> **The problem**
Look through the listing for the string "icon" and copy out every line that holds it.
*** Extracted material ***
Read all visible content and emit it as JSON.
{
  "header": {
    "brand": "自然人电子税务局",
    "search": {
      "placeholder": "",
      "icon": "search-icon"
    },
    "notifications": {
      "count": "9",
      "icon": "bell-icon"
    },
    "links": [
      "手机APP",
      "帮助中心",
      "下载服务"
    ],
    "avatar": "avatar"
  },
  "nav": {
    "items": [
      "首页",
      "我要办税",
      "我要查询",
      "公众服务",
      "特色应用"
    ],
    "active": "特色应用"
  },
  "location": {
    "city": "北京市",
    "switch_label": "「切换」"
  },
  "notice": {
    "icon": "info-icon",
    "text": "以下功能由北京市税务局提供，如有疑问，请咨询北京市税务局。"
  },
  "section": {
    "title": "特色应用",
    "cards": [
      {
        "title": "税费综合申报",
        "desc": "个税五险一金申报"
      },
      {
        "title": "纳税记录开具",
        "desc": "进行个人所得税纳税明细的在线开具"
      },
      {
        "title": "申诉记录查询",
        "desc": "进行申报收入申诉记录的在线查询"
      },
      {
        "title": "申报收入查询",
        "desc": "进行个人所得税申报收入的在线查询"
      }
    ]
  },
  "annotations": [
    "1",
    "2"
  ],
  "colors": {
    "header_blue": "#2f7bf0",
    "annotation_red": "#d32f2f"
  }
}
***
> **Answer box**
      "icon": "search-icon"
      "icon": "bell-icon"
    "icon": "info-icon",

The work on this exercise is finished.